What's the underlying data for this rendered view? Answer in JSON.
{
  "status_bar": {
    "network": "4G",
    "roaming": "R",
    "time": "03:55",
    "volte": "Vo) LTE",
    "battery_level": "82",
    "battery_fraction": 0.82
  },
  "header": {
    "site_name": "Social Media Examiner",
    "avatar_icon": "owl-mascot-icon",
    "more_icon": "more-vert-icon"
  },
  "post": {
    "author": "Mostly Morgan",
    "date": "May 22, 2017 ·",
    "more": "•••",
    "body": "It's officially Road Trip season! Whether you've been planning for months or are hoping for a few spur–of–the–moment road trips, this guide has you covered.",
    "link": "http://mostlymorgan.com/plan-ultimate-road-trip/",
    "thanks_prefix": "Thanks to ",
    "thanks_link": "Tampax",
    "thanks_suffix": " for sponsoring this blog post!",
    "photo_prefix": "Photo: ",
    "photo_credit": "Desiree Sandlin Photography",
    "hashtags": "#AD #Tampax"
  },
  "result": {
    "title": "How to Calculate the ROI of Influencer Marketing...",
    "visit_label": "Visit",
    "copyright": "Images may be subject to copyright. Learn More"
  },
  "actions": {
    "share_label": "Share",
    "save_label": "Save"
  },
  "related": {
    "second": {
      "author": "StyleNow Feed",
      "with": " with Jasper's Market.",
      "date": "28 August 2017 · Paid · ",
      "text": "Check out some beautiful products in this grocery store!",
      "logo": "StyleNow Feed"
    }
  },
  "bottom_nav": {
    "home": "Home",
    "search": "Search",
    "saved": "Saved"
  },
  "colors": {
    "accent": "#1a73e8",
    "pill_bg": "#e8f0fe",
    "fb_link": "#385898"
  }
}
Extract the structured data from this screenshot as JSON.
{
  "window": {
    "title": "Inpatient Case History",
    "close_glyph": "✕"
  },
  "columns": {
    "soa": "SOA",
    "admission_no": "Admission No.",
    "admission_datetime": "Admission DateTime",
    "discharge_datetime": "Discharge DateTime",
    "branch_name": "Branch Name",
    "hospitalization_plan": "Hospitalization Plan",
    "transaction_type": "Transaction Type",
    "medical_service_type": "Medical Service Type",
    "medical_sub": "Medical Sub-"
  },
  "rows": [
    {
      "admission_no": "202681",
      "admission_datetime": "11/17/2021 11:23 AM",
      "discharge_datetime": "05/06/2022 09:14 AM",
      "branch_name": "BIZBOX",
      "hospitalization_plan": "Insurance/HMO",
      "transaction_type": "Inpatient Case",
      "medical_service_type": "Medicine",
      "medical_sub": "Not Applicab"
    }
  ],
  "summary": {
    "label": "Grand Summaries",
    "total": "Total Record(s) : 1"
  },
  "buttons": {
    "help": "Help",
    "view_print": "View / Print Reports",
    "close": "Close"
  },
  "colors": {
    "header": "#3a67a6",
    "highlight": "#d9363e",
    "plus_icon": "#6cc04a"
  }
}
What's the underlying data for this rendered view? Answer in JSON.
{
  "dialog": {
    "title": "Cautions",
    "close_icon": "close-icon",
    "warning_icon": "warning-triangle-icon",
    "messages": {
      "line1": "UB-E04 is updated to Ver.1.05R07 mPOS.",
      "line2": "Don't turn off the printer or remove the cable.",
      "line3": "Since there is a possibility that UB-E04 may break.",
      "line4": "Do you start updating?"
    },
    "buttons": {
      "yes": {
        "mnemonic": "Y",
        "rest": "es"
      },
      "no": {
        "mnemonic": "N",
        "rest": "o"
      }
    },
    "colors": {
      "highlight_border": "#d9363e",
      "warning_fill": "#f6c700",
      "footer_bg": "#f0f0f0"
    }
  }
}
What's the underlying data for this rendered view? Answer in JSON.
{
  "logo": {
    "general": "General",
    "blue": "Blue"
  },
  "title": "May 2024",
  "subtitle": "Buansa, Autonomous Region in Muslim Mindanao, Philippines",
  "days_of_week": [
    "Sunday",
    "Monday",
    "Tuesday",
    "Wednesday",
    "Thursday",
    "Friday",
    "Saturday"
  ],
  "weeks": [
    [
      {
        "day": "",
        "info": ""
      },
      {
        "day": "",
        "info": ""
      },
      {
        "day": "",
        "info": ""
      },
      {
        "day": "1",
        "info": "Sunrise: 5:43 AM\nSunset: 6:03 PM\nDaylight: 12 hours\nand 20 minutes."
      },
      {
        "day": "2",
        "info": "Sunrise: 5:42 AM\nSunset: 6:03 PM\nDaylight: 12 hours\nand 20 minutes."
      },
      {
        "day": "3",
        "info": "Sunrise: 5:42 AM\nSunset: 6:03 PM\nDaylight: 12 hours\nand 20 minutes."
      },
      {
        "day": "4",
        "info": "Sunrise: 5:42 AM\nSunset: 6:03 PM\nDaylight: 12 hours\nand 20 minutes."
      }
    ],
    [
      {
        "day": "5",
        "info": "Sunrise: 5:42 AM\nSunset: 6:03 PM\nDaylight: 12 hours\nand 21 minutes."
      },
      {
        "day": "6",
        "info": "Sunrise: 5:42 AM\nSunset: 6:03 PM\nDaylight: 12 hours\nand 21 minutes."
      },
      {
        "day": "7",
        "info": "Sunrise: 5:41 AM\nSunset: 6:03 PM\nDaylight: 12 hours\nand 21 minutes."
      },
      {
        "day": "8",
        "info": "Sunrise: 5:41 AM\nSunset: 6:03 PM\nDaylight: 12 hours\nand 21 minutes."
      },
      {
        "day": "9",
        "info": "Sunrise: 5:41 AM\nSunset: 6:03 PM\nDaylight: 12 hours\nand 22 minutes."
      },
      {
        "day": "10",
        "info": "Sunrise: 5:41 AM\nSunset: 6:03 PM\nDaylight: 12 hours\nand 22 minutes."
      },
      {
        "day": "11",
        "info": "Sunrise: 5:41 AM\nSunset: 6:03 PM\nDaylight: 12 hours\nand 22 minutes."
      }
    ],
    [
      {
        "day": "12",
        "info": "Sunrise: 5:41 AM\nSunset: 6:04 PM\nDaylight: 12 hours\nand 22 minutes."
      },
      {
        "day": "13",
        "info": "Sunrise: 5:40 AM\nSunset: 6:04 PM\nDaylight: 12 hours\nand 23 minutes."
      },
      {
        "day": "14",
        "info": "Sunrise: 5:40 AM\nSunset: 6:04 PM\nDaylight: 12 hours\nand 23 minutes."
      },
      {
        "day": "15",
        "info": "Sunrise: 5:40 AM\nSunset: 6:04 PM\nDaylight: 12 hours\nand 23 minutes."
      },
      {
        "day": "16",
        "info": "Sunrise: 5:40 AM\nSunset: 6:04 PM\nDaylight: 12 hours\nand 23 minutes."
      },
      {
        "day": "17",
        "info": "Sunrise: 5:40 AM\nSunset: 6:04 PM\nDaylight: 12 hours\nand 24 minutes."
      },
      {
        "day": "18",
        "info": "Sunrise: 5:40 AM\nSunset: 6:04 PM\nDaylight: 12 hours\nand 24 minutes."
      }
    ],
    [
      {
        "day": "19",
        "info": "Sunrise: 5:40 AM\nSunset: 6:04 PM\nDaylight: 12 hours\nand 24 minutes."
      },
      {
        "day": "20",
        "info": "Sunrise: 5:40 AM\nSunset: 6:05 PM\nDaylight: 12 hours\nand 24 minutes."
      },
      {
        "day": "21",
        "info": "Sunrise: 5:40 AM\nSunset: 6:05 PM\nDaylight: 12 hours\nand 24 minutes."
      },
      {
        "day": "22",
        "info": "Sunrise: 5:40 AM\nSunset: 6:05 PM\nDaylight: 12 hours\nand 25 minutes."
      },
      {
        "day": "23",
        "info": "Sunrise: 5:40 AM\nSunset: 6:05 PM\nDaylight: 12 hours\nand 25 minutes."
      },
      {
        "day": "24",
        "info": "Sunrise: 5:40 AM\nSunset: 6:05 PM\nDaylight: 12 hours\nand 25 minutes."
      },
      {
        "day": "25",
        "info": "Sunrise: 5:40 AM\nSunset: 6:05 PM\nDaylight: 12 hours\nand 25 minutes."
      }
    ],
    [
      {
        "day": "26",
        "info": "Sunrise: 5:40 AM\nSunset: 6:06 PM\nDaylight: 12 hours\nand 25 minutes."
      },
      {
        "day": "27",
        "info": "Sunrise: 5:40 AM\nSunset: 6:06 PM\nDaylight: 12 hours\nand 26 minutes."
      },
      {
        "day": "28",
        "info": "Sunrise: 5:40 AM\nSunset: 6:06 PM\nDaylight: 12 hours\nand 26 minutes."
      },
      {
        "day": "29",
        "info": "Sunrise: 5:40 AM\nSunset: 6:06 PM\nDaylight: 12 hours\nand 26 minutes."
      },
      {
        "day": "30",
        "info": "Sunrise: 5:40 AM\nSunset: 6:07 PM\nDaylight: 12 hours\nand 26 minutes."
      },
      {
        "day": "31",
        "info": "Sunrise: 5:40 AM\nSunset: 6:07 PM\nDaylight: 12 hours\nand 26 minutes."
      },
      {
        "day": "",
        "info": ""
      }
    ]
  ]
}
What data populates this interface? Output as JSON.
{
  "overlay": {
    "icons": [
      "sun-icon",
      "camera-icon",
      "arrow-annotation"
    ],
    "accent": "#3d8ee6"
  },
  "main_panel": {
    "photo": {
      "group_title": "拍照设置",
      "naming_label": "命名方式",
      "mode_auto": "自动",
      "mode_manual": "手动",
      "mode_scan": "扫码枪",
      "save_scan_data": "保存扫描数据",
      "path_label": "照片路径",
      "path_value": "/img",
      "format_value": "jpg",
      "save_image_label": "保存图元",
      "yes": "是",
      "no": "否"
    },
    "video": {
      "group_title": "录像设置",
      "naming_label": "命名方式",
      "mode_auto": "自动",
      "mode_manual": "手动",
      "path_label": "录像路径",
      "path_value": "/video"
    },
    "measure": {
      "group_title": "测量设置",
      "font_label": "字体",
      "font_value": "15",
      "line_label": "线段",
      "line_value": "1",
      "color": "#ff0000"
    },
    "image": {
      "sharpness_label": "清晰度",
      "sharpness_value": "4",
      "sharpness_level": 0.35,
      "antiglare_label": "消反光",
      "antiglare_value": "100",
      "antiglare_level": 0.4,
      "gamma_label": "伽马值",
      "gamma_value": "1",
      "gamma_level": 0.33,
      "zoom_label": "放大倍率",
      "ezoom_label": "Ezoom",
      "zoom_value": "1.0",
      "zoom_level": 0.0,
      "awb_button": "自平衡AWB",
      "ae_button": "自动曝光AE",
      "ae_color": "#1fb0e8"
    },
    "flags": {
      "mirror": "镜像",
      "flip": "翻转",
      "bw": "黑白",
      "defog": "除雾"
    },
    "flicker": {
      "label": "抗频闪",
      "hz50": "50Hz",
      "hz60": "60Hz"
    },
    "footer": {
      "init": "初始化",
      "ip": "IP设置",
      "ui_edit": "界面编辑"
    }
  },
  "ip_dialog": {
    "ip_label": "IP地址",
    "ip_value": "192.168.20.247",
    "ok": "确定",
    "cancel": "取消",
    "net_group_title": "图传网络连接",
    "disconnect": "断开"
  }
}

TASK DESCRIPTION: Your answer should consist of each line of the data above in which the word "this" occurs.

EXERCISE ANSWER:
What's the underlying data for this rendered view? Answer in JSON.
    "body": "It's officially Road Trip season! Whether you've been planning for months or are hoping for a few spur–of–the–moment road trips, this guide has you covered.",
    "thanks_suffix": " for sponsoring this blog post!",
      "text": "Check out some beautiful products in this grocery store!",
Extract the structured data from this screenshot as JSON.
What's the underlying data for this rendered view? Answer in JSON.
What's the underlying data for this rendered view? Answer in JSON.
What data populates this interface? Output as JSON.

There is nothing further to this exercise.